The Ryerson Chess Club hosted a national master last week in a guest lecture.
The crowd of roughly 10 people listened attentively to Saša Kulić, a Canadian-Bosnian titled chess instructor as he dissected two matches: a bullet game between him and another player online and a match between grandmasters Anton Korobov and Victor Bologan.
The chess club has been meeting weekly since 2013. This year was the first time in the club’s history that a guest speaker was invited, but the second time they invited Kulić to join them.
The crowd buzzed as Kulić made the final moves in his bullet game. With only a minute each to make their moves, bullet chess forces players to think fast — often at the expense of elaborate planning. His opponent’s checkmate pattern was particularly sophisticated given the time limit he had, stumping even the stronger players in the club. When Kulić unfurled the puzzle after his king had been cornered by two knights, the chess fanatics were awestruck. “That’s a beautiful mate,” said one member.
“For both casual and competitive players, it’s a pretty big deal (to host a titled player,)” said club vice president Michael Saltat.

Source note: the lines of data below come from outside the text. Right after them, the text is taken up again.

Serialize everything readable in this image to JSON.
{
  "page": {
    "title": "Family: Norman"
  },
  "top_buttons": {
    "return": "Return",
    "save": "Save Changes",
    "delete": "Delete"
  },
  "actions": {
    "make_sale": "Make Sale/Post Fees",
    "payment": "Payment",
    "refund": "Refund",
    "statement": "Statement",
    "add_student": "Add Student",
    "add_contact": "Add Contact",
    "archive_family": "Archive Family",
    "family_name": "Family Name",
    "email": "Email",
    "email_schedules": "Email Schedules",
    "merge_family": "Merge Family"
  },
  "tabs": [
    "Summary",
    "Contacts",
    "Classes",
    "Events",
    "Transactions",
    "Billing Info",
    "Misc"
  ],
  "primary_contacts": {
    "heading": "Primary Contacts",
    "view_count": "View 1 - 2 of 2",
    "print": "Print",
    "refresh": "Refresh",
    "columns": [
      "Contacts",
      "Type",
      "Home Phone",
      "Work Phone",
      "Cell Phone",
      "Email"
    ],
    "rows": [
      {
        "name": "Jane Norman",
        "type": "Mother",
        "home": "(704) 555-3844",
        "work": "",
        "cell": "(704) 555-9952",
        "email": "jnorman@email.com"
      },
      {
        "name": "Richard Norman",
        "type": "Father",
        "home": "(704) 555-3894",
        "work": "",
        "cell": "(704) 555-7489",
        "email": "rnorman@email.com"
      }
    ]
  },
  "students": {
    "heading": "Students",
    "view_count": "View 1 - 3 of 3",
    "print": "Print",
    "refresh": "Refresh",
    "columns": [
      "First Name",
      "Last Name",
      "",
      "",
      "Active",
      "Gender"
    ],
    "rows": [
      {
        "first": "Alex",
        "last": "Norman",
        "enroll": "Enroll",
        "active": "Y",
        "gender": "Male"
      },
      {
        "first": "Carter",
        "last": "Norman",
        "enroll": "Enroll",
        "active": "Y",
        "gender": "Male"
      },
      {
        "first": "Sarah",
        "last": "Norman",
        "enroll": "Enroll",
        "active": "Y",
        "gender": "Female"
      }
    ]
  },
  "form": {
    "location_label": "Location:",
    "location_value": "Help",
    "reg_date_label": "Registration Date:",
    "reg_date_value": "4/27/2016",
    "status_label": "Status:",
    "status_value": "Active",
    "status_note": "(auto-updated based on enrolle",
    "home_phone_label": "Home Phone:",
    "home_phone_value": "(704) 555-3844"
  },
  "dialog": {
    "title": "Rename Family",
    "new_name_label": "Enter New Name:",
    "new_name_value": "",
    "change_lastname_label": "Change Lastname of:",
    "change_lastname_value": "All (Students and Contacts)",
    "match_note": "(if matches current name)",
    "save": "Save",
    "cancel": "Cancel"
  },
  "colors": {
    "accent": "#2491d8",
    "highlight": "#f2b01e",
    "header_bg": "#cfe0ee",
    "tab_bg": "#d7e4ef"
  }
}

Inviting experts is always fun and informative, he says, as they provide unique insights into the game. Chess requires both immense concentration and creativity, and the game’s best players can see patterns and variations that average player may not spot. To a weaker player, witnessing such analysis borders on clairvoyance. “We’ve never heard of (some of) these concepts before,” said Saltat.
There wasn’t a particular theme to the matches Kulić showed, but they both emphasized the importance of pawn structure. “This is what grandmasters worry about (particularly in chess’ endgame,)” said Kulić to the disciples. It may be tempting to leave pawns hanging early on to control more space initially, but as the game wears on and pieces get exchanged, having a solid pawn structure will help immensely, as his two matches proved.
While the club has struggled with membership numbers in the past, this year has seen a resurgence in interest. As a result, they’ve been able to run more events, such as Kulić’s lecture.
Kulić carries a highest Elo rating of 2214 from the World Chess Federation. For comparison, the average player carries a rating of around 1000 and Magnus Carlsen, the number one ranked chess player, carries an Elo rating of 2843.
He called his time with the chess club “a very enjoyable experience” and was encouraged by the enthusiasm, noting that “some players have made great improvements.”
This semester, the chess club meets on Wednesdays at the Riel room of the Student Campus Centre (SCC).
Chess fun with Nick Dunne:
At a glance, chess can be a very confusing and difficult game. To help familiarize you with the sport, Nick Dunne will show you the basics.